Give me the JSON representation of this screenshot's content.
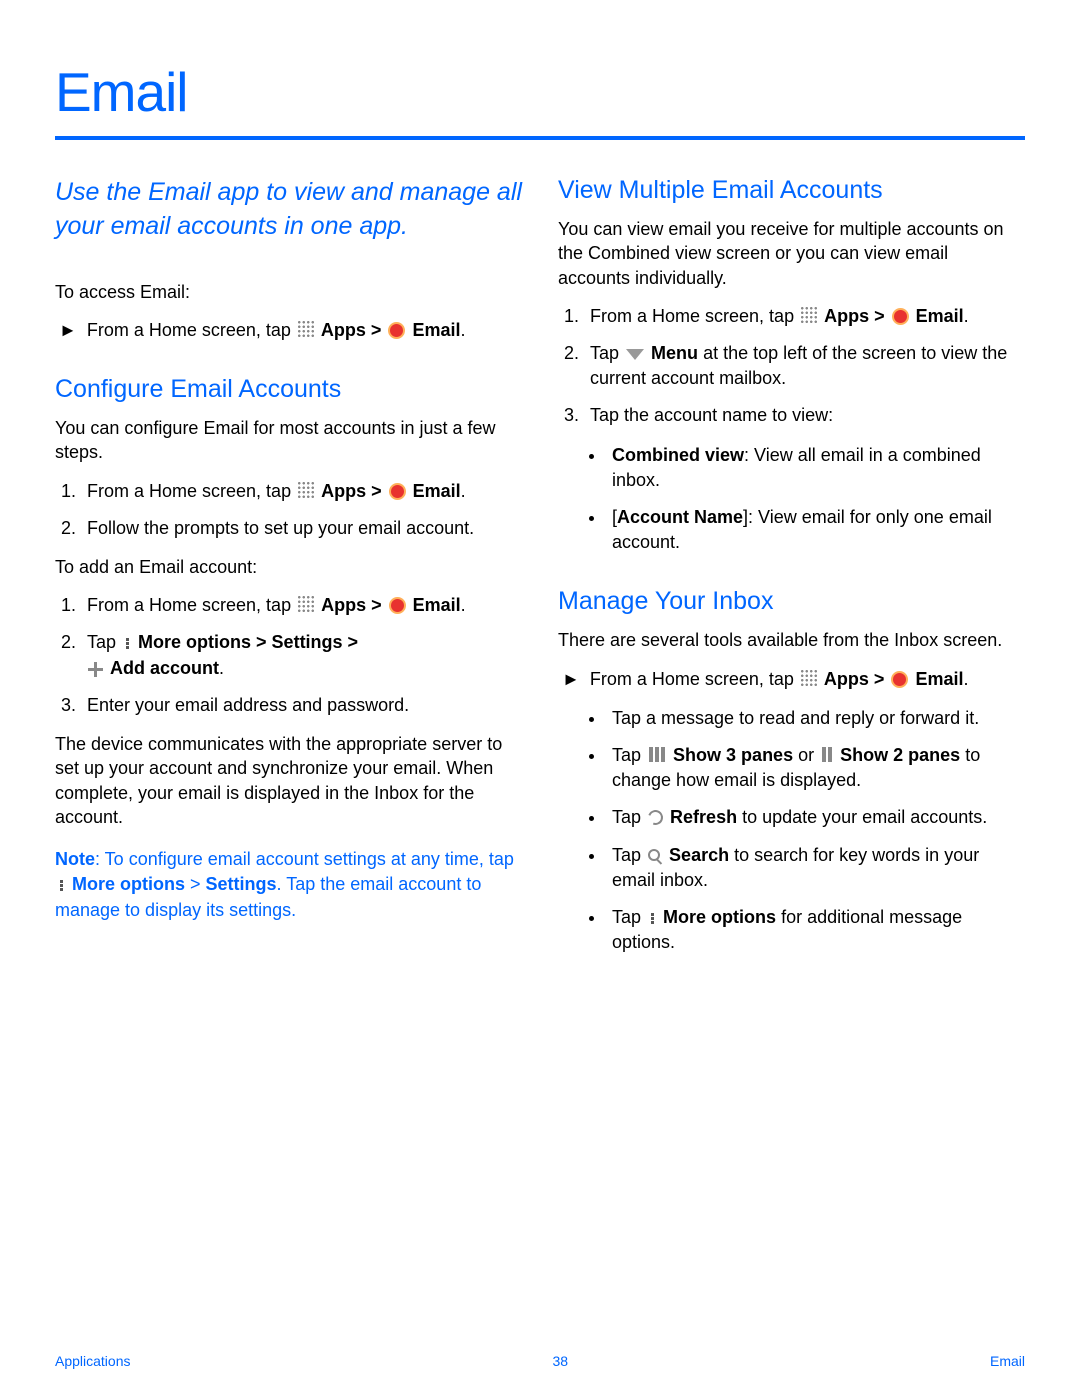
{
  "title": "Email",
  "intro": "Use the Email app to view and manage all your email accounts in one app.",
  "left": {
    "access_label": "To access Email:",
    "access_step_a": "From a Home screen, tap ",
    "access_step_b": "Apps > ",
    "access_step_c": "Email",
    "configure_title": "Configure Email Accounts",
    "configure_intro": "You can configure Email for most accounts in just a few steps.",
    "cfg_s1a": "From a Home screen, tap ",
    "cfg_s1b": "Apps > ",
    "cfg_s1c": "Email",
    "cfg_s2": "Follow the prompts to set up your email account.",
    "add_intro": "To add an Email account:",
    "add_s1a": "From a Home screen, tap ",
    "add_s1b": "Apps > ",
    "add_s1c": "Email",
    "add_s2a": "Tap ",
    "add_s2b": "More options > Settings > ",
    "add_s2c": "Add account",
    "add_s3": "Enter your email address and password.",
    "add_outro": "The device communicates with the appropriate server to set up your account and synchronize your email. When complete, your email is displayed in the Inbox for the account.",
    "note_a": "Note",
    "note_b": ": To configure email account settings at any time, tap ",
    "note_c": "More options",
    "note_d": " > ",
    "note_e": "Settings",
    "note_f": ". Tap the email account to manage to display its settings."
  },
  "right": {
    "view_title": "View Multiple Email Accounts",
    "view_intro": "You can view email you receive for multiple accounts on the Combined view screen or you can view email accounts individually.",
    "v_s1a": "From a Home screen, tap ",
    "v_s1b": "Apps > ",
    "v_s1c": "Email",
    "v_s2a": "Tap ",
    "v_s2b": "Menu",
    "v_s2c": " at the top left of the screen to view the current account mailbox.",
    "v_s3": "Tap the account name to view:",
    "v_cv_a": "Combined view",
    "v_cv_b": ": View all email in a combined inbox.",
    "v_an_a": "[",
    "v_an_b": "Account Name",
    "v_an_c": "]: View email for only one email account.",
    "man_title": "Manage Your Inbox",
    "man_intro": "There are several tools available from the Inbox screen.",
    "m_s1a": "From a Home screen, tap ",
    "m_s1b": "Apps > ",
    "m_s1c": "Email",
    "m_b1": "Tap a message to read and reply or forward it.",
    "m_b2a": "Tap ",
    "m_b2b": "Show 3 panes",
    "m_b2c": " or ",
    "m_b2d": "Show 2 panes",
    "m_b2e": " to change how email is displayed.",
    "m_b3a": "Tap ",
    "m_b3b": "Refresh",
    "m_b3c": " to update your email accounts.",
    "m_b4a": "Tap ",
    "m_b4b": "Search",
    "m_b4c": " to search for key words in your email inbox.",
    "m_b5a": "Tap ",
    "m_b5b": "More options",
    "m_b5c": " for additional message options."
  },
  "footer": {
    "left": "Applications",
    "center": "38",
    "right": "Email"
  }
}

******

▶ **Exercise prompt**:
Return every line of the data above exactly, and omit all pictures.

▶ **Response to the task**:
Give me the JSON representation of this screenshot's content.
{
  "title": "Email",
  "intro": "Use the Email app to view and manage all your email accounts in one app.",
  "left": {
    "access_label": "To access Email:",
    "access_step_a": "From a Home screen, tap ",
    "access_step_b": "Apps > ",
    "access_step_c": "Email",
    "configure_title": "Configure Email Accounts",
    "configure_intro": "You can configure Email for most accounts in just a few steps.",
    "cfg_s1a": "From a Home screen, tap ",
    "cfg_s1b": "Apps > ",
    "cfg_s1c": "Email",
    "cfg_s2": "Follow the prompts to set up your email account.",
    "add_intro": "To add an Email account:",
    "add_s1a": "From a Home screen, tap ",
    "add_s1b": "Apps > ",
    "add_s1c": "Email",
    "add_s2a": "Tap ",
    "add_s2b": "More options > Settings > ",
    "add_s2c": "Add account",
    "add_s3": "Enter your email address and password.",
    "add_outro": "The device communicates with the appropriate server to set up your account and synchronize your email. When complete, your email is displayed in the Inbox for the account.",
    "note_a": "Note",
    "note_b": ": To configure email account settings at any time, tap ",
    "note_c": "More options",
    "note_d": " > ",
    "note_e": "Settings",
    "note_f": ". Tap the email account to manage to display its settings."
  },
  "right": {
    "view_title": "View Multiple Email Accounts",
    "view_intro": "You can view email you receive for multiple accounts on the Combined view screen or you can view email accounts individually.",
    "v_s1a": "From a Home screen, tap ",
    "v_s1b": "Apps > ",
    "v_s1c": "Email",
    "v_s2a": "Tap ",
    "v_s2b": "Menu",
    "v_s2c": " at the top left of the screen to view the current account mailbox.",
    "v_s3": "Tap the account name to view:",
    "v_cv_a": "Combined view",
    "v_cv_b": ": View all email in a combined inbox.",
    "v_an_a": "[",
    "v_an_b": "Account Name",
    "v_an_c": "]: View email for only one email account.",
    "man_title": "Manage Your Inbox",
    "man_intro": "There are several tools available from the Inbox screen.",
    "m_s1a": "From a Home screen, tap ",
    "m_s1b": "Apps > ",
    "m_s1c": "Email",
    "m_b1": "Tap a message to read and reply or forward it.",
    "m_b2a": "Tap ",
    "m_b2b": "Show 3 panes",
    "m_b2c": " or ",
    "m_b2d": "Show 2 panes",
    "m_b2e": " to change how email is displayed.",
    "m_b3a": "Tap ",
    "m_b3b": "Refresh",
    "m_b3c": " to update your email accounts.",
    "m_b4a": "Tap ",
    "m_b4b": "Search",
    "m_b4c": " to search for key words in your email inbox.",
    "m_b5a": "Tap ",
    "m_b5b": "More options",
    "m_b5c": " for additional message options."
  },
  "footer": {
    "left": "Applications",
    "center": "38",
    "right": "Email"
  }
}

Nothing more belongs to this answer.